If involved in many of the wonderful volunteer groups helping during cleanup in the various towns of the area, please be sure to use respiratory protection for dust and particulates, wear gloves, stay hydrated, eat, and make sure you have a current tetanus shot. Tetanus is a horrible neurotoxin that is misleadingly associated with rusty metals; however, the cause of tetanus infection is not metal itself, but a bacterium. The Tetanus bacterium's endospores can lie dormant in a low-oxygen habitat -- for instance, on the rough surface of a rusty nail -- until introduced into an environment where they can thrive, as in your body through a new or existing cut or puncture wound. Debris lying alongside the roadway is a perfect host for tetanus, so be sure to safeguard against it at any of the local tetanus clinics offered in your area (even if you are afraid of needles).

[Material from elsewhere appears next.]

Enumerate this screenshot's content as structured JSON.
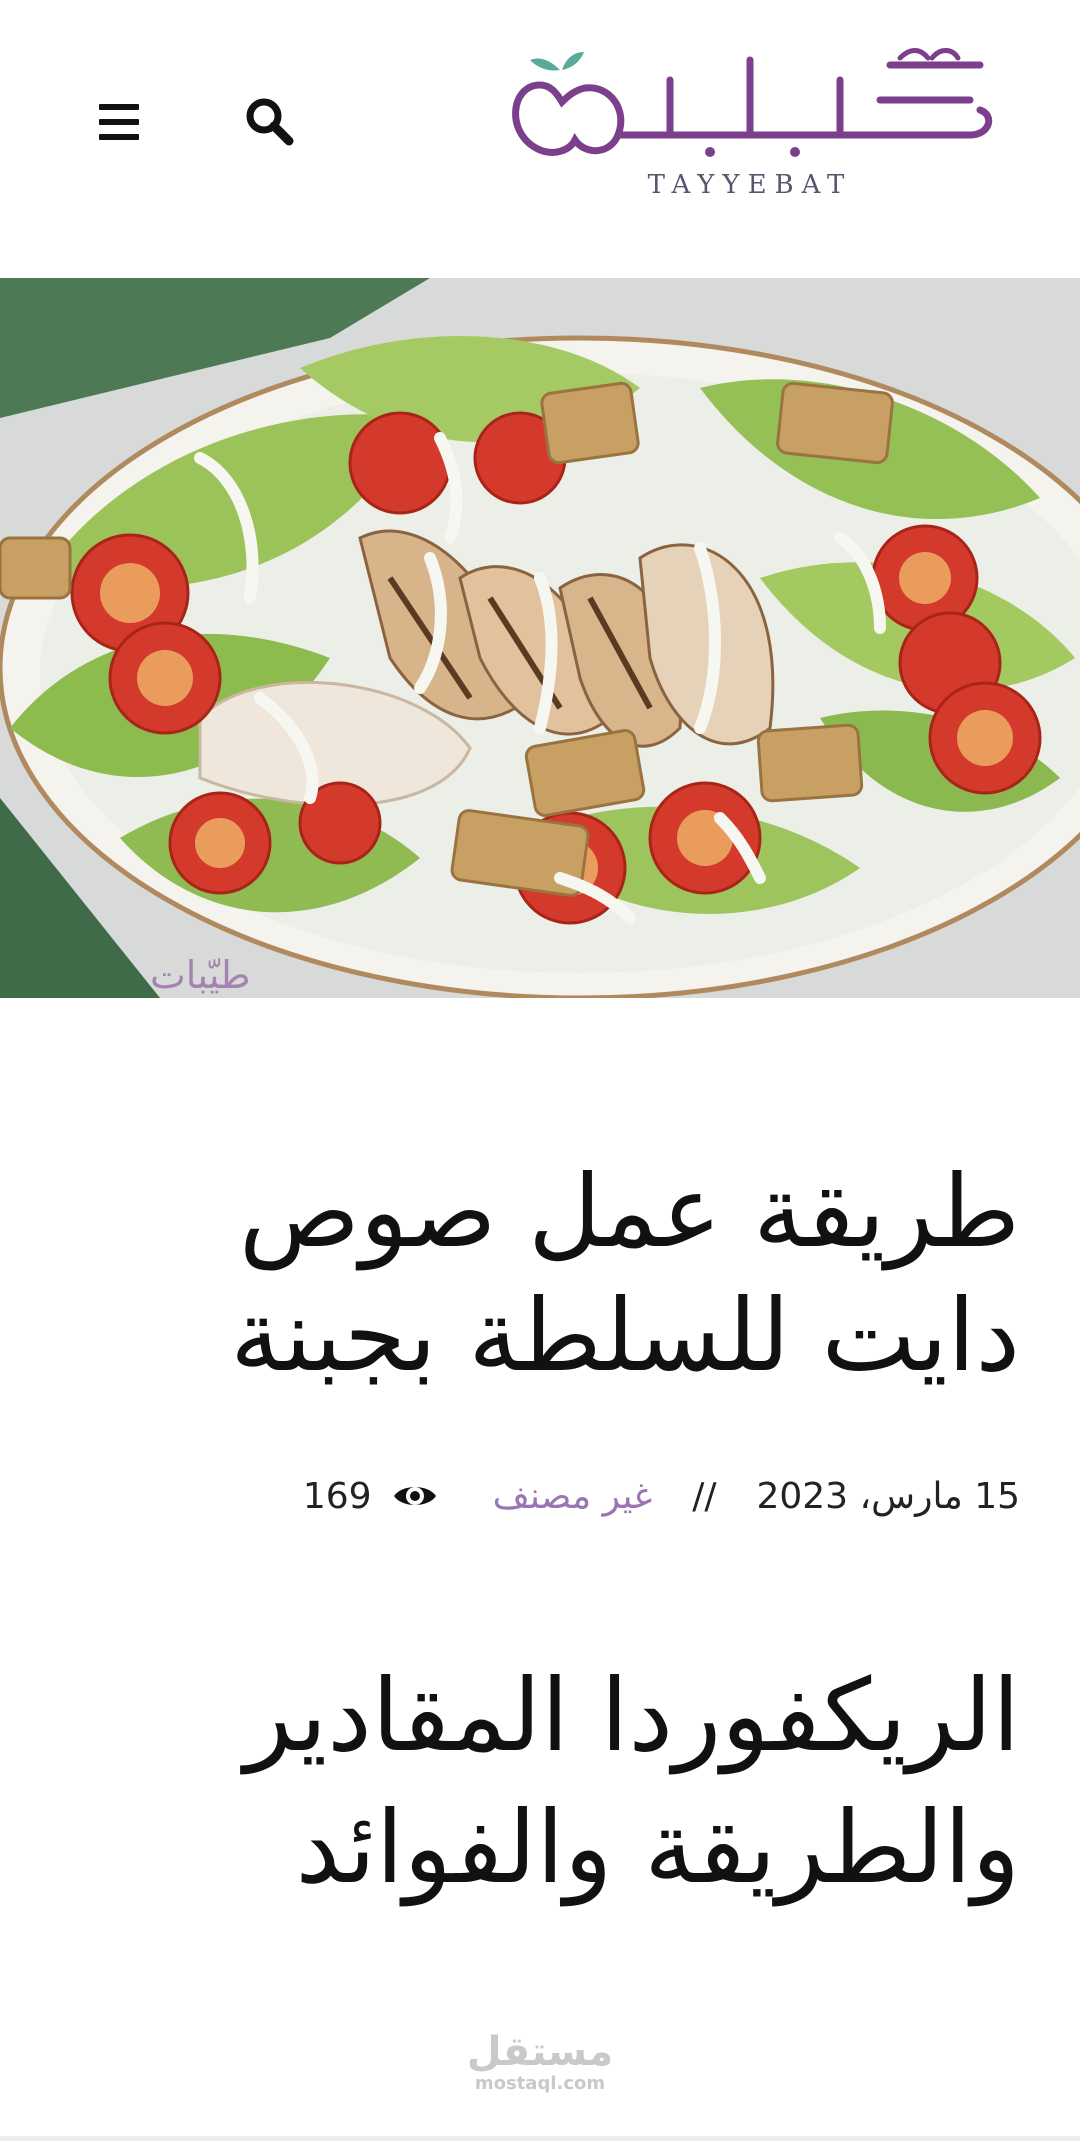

The next FREE Tetanus clinics in Ulster County are as follows;
9/23 - UCDOH Clinic – 230 Aaron Ct. Kingston 12401 – 4-6 PM
9/26 – Trudy Farber Building – 50 Center St. Ellenville 12428 – 4-6 PM
For more information call UCDOH @ (845) 340-3090
Out of Ulster-Contact your County Public Health Department
Delaware- (607) 832-5200
Greene- (518) 719-3782
Schoharie- (518) 219-8365
Above all other health concerns, please look out for your own mental health and that of your loved ones, as we have all been through an awful lot in a short period. If professional help is needed, do not hesitate to contact your local mental health professionals or crisis lines. Don’t forget that a call to a good friend or a good laugh (see above), even if you don’t think you need it, will go a long way, especially if you are both enduring the same tribulations.
County Mental Health Contacts
Ulster- (845) 679-2485 or (845) 338-2370
Delaware- (607) 865-6522
Greene- (518) 947-8010
Schoharie- (518) 295-8336
I would be remiss if I were to exclude mention of the selfless dedication of the countless emergency responders and support personnel near and far that came to the aid of the citizens of the area affected by this disaster, and to their families and loved ones that dealt with the long hours they spent away from them. Without their help and the support of their families, the losses our towns would have incurred would be far more insurmountable. Be sure to give them a pat on the back if you see them around, as many have been to hell and back for the past month.
Persevere, and stay safe out there, as we continuously strive for some semblance of normalcy.
P.S. Get a tetanus shot.